You know what people? I think we've found the new "Catcher in the Rye" in "Absolutely True...". This book should be the NEW required reading for beingYou know what people? I think we've found the new "Catcher in the Rye" in "Absolutely True...". This book should be the NEW required reading for being a young American Citizen, and here's why:
Arnold "Junior" Spirit is the new Holden Caulfield, and thank God for that. By that, I mean we need him as a replacement, not a facsimile. Fuck Holden Caulfield. There, I said it. Fuck him all the way back to the 60s. As a citizen of Generation Y, I have a personal vendetta against HC, in a Frank Portman kind of way (though "King Dork" was definitely not the first text to state it). I appreciate Salinger's role in creating the wonderfully depressing oeuvre of young adult fiction - a unique literary niche for readers just beginning to reach the vast emotions of adulthood. I know that back in the day, HC was something quite different. But I think it's time for a change, and Junior is it.
Junior's an exciting new model for young adult characters: he's fresh, honest, and relevant. He captures the wonderful mix of sarcasm and sensitivity of a teenager, without being completely unlikeable, like Holden. Sherman Alexie's narrative style is mindblowing - at first you're laughing hysterically, and suddenly you pause to understand there's an awful reason why you're laughing. There are some hard truths in the story, about race, poverty, drinking, drugs, death, and hope.

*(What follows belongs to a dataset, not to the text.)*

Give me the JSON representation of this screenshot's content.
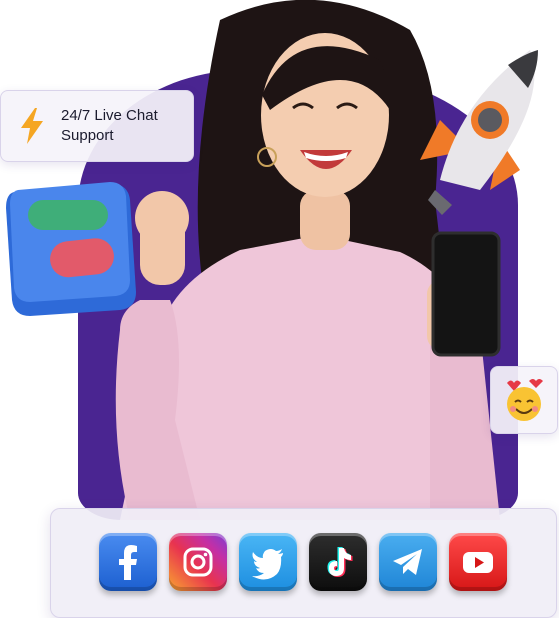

It's a frank observation of race privilege without being preachy. It's uniquely positioned to start a new conversation about the education disparities faced in rural communities, especially those segregated and ghettoized on reservations or poor urban neighborhoods. It's got huge potential, and we need to tap into it. Much of the required reading in the US is about white people, and that desperately needs to change. We're systematically alienating 75% of the country with literature. This is the book to change that. We're killing young readers early with it.
But "Absolutely True..." doesn't win awards just for being different - it wins because it taps into some familiar YA territory and then slaps it awake! Alexie's gracefully taken on the utter pain and isolation of being a discriminated young person, and infused great hope.
And you know what? The're no hope in Holden Caulfield, so fuck him. Long live Junior. That's all. ...more